Background: Aesthetic skull deformities occur in a very wide degree of severities and presentations. While many think that such skull shape issues are probably large and obvious, I have found that some are quite small and often obscure to the casual observer. But to the patient smaller skull defects can be just as disturbing as those that can be clearly seen.
One of the common areas of the skull that is often bothersome is the back of the head. While complaints may be of its size, too big or too flat, there are an equal number that relate to its symmetry. One side of the back of the head being flatter than other, often referred to as plagiocephaly, is a condition that I commonly treat. Whether the patient can see it because they have a shaved head or closely cropped hair or whether they can simply feel it through good hair cover, I have seen patients opt for treatment in either an exposed or camouflaged skull shape.
It is not clear why a skull area that is the hardest for some patients to see can be a source of aesthetic anxiety, but it can be. Since custom implants is now the standard way to treat any broad-surfaced area skull deformities, it becomes possible to effectively treat even the smallest of such skull shape deformations.

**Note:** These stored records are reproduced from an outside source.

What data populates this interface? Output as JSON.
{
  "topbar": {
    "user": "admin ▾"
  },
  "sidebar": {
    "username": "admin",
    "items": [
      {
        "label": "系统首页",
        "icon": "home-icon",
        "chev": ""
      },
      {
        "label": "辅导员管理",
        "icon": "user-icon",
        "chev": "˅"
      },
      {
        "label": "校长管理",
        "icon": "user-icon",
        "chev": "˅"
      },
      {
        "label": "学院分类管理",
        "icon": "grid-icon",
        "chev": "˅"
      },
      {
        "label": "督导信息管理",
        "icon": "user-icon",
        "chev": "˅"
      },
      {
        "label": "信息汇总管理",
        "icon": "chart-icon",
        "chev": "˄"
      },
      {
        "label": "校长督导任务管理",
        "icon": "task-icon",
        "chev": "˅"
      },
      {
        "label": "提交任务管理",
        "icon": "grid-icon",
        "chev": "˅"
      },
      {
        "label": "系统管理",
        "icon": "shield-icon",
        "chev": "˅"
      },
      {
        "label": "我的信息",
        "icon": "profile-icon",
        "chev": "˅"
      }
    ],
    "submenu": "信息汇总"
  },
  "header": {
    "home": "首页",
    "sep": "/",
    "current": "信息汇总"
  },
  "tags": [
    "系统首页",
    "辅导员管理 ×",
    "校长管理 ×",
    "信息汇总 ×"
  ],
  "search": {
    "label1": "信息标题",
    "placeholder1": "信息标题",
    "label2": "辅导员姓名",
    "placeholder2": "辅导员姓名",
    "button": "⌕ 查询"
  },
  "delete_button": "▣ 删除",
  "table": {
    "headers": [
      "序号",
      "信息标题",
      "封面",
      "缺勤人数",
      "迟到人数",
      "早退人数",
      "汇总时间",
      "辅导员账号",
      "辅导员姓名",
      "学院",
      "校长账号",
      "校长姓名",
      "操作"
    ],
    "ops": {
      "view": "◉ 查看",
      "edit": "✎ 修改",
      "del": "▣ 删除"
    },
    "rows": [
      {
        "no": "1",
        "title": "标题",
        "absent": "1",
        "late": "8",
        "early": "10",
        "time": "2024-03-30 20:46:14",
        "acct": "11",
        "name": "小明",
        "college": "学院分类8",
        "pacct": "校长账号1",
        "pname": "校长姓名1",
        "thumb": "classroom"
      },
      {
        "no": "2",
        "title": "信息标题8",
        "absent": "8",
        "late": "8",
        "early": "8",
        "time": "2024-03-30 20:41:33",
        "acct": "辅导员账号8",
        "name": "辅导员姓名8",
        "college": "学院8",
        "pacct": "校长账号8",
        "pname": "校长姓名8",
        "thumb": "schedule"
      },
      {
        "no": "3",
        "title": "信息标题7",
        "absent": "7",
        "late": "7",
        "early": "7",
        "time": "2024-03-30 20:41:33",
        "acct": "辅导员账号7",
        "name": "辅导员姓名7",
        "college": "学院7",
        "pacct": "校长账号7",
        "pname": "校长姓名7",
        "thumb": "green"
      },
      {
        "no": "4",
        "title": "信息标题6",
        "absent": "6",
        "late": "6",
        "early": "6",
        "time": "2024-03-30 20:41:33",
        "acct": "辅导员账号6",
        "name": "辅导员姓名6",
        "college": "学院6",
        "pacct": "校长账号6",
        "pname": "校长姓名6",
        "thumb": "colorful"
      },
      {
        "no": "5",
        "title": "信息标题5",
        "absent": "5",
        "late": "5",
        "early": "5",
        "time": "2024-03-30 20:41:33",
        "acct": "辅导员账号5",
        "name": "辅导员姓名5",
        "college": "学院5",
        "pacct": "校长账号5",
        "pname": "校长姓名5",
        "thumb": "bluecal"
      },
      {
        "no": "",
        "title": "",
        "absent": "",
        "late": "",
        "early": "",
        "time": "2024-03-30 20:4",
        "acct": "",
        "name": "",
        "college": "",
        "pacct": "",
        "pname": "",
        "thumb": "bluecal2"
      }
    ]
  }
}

Case Study: This 57 year-old male had been bothered for a long time by the shape of the back of his head. There was a dip on the upper right occipital skull and a modest protrusion on the left side. Using a 3D CT skull scan, a small right occipital skull implant was designed to precisely fill the bone dip.
Under general anesthesia and in the prone position, a bilateral occipital skull reshaping procedure was performed through a 7 cm long low horizontal scalp incision. On the left side the bony prominence was reduced by burring along the nuchal ridge. On the right side the custom skull implant was inserted and oriented through implant markers and secured with two microscrews.
Small skull contour defects can often be the hardest to improve without creating other aesthetic issues. As a general rule the smaller the defect the more precise the contour restoration must be. Anything short of near perfection can just be another aesthetic concern. Custom designing the implant creates the best chance of minimizing these potential iatrogenic aesthetic concerns.
- Custom skull implants can be made for smaller select skull defects.
- One of the most common aesthetic skull deformities is that of plagiocephaly where the back of the head is asymmetric.
- Custom occipital skull implants are usually placed through a low horizontal hairline incision on the back of the head.
Dr. Barry Eppley